Gold nanoparticles stabilized with alkylthiols were synthesized and employed as organic vapour sensor. Interdigitated microelectrodes were covered by the functionalized gold nanoparticles and the conductance was detected in different organic vapour pressures. The toluene and carbon tetrachloride molecules adsorbed between the alkyl chains causing the separation of the gold nanoparticles from each other and decreasing in the electronic conductivity in the gold nanoparticles layer on the surface of interdigital microelectrode (IME) sensor. To clarify the connection between the adsorbed amount and the electronic properties of the sensor, adsorption of toluene and carbon tetrachloride on gold/alkylthiol surface was quantitatively characterized by quartz crystal microbalance. The adsorption isotherm was calculated and according to the BET equation the monolayer adsorption capacity was determined. Comparing the adsorption amount of organic vapours with the measured resistance of the sensor, a direct correlation was recognized among them.
|Number of pages||6|
|Journal||Colloids and Surfaces A: Physicochemical and Engineering Aspects|
|Publication status||Published - nov. 5 2008|
ASJC Scopus subject areas
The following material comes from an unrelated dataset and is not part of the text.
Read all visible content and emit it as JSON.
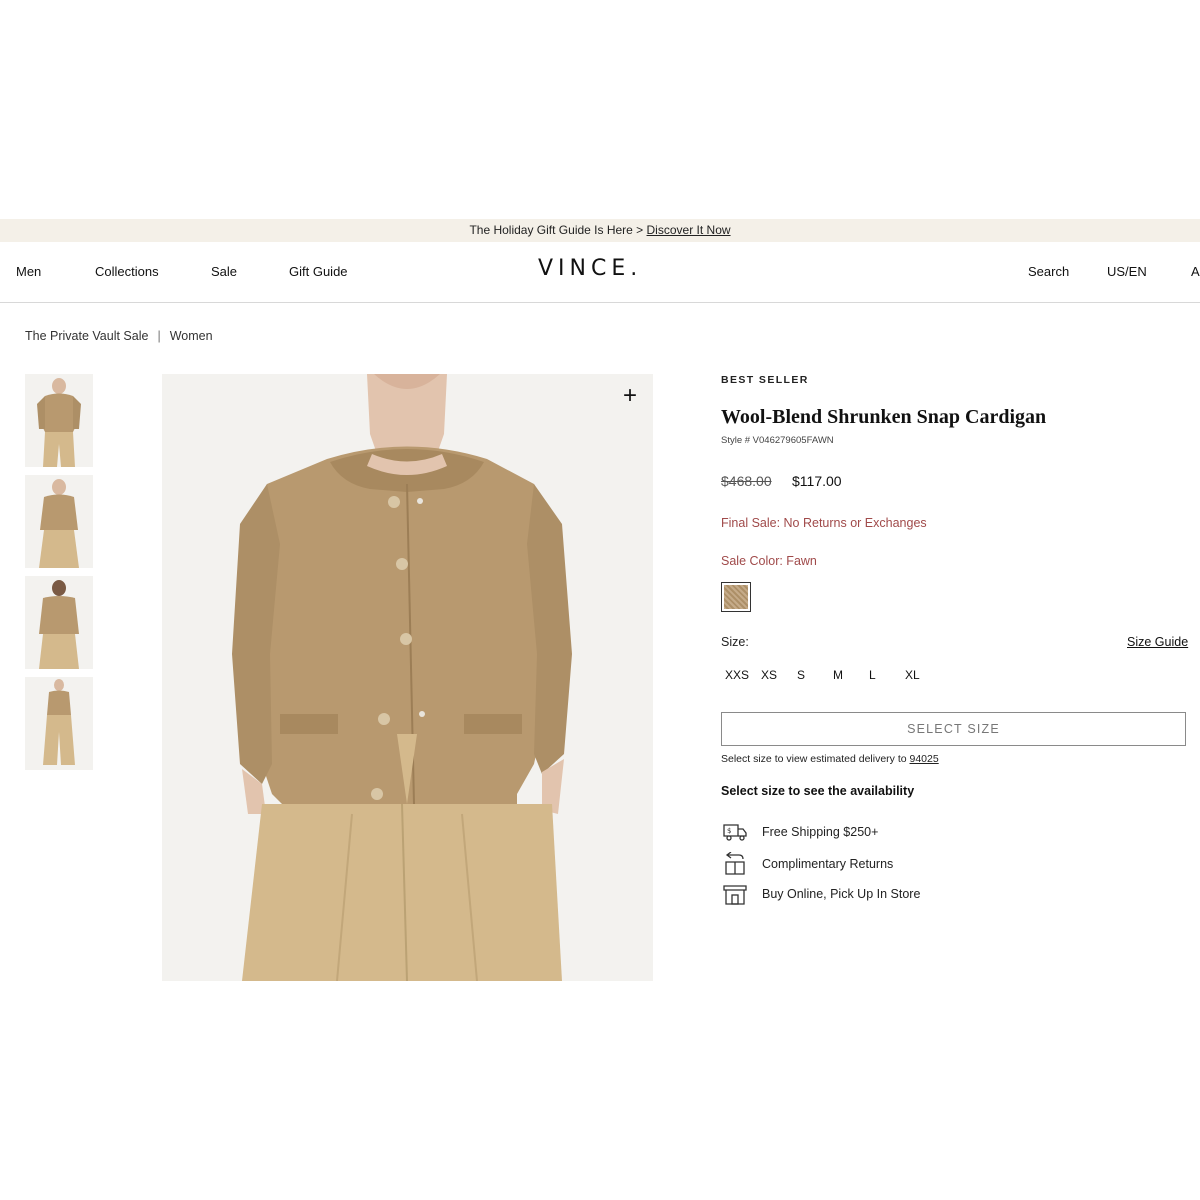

- Surfaces and Interfaces
- Physical and Theoretical Chemistry
- Colloid and Surface Chemistry